Earlier this spring at the Children’s Garden, we instituted “The Portulaca Protection Program.” The PPP rescued baby portulaca (“moss rose”) volunteer seedlings from between the bricks of the path and replanted them along the edges of our raised beds. Unlike other plants, “who like their beds fluffy,” Portulaca grandiflora does well in between rocks and bricks, in poor quality (but well-drained) soil. The goal: Get a bright pop of color at kid-eye-level, but also be hardy enough to take the hot sun and occasionally being stepped upon by children.
The PPP has been so successful in the intervening weeks that we have expanded our mission to include not just transplanting rooted seedlings, but also propagating more portulaca plants from cuttings. Thanks to The GardenWeb message boards, I learned that you can take a piece of portulaca (especially those that are getting pretty leggy), remove some small, succulent leaves from part of the stem and just stick the denuded part in the ground. Given sufficient water (and enough soil to keep it from washing away), I found most cuttings root very quickly and will produce a good-looking baby plant. It will still be a few weeks, I think, until the baby plants bloom, but I’m looking forward to masses of moss roses in technicolor through the fall.
It’s become somewhat of an obsession, going out to the garden to check on the progress of “my” portulacas. However, we have been getting quite a lot of compliments on them, so enjoying the positive response to a project I would have taken on as a holy mission anyway.
I also have become the compulsive transplanter of a related plant species: Common Purslane (Portulaca oleracea.) Like its moss rose cousin, purslane grows well between the bricks of the path.

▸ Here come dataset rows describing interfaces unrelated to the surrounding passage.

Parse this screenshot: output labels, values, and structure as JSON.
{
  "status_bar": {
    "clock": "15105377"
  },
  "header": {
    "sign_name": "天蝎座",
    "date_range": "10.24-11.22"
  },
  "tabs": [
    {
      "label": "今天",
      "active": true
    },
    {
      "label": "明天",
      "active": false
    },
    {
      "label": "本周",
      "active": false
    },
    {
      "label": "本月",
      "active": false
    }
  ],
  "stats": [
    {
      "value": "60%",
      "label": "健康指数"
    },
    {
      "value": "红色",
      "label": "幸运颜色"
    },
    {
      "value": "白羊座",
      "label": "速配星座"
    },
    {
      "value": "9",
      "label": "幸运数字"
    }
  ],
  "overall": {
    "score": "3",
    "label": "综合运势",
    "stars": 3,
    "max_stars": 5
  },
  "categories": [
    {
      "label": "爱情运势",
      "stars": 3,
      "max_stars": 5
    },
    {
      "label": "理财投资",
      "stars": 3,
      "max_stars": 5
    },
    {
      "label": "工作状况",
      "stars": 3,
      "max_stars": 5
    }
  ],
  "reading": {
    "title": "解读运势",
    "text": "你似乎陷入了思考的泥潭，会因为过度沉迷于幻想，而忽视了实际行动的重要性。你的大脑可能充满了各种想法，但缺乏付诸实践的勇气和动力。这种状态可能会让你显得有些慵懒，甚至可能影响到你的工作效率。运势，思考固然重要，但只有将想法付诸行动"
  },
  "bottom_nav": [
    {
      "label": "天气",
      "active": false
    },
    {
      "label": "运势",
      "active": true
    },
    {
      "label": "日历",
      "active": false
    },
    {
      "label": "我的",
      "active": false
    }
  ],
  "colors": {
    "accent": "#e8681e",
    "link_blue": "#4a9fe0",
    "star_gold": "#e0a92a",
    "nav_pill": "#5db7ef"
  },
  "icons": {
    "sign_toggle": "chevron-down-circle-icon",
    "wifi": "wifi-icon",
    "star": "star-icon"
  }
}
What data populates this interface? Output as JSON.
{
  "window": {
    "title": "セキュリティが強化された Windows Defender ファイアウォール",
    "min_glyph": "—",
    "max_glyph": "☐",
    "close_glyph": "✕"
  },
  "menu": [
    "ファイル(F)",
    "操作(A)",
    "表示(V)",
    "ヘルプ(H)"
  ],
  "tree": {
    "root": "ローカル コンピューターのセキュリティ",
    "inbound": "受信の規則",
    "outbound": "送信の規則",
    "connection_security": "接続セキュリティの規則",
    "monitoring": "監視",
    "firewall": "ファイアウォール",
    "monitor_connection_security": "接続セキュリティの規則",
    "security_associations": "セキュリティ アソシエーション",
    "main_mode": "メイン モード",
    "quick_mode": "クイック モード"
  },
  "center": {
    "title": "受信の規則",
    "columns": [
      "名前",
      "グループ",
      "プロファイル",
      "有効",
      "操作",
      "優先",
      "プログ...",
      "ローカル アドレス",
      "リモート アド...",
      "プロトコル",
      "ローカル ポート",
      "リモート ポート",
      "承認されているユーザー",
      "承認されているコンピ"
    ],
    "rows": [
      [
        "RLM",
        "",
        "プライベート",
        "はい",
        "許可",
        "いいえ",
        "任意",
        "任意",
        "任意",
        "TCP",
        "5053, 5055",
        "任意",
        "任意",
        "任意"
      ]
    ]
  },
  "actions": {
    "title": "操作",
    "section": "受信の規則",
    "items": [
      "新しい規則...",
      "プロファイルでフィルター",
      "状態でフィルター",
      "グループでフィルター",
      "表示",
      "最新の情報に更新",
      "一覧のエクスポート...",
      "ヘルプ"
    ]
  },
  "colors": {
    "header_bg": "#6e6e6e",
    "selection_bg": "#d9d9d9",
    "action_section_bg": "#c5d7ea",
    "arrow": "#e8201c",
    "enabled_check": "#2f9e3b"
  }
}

We have been transplanting it to a patch in one of the beds that we can use to teach kids about edible weeds. The purslane doesn’t really taste like much, it has kind a mucilaginous texture that tastes vaguely “green.” It might be good with a nice vinaigrette dressing, but I haven’t tried it yet.
Edit: You can see more pictures of the Beanstalk Children’s Garden from Summer 2015 here.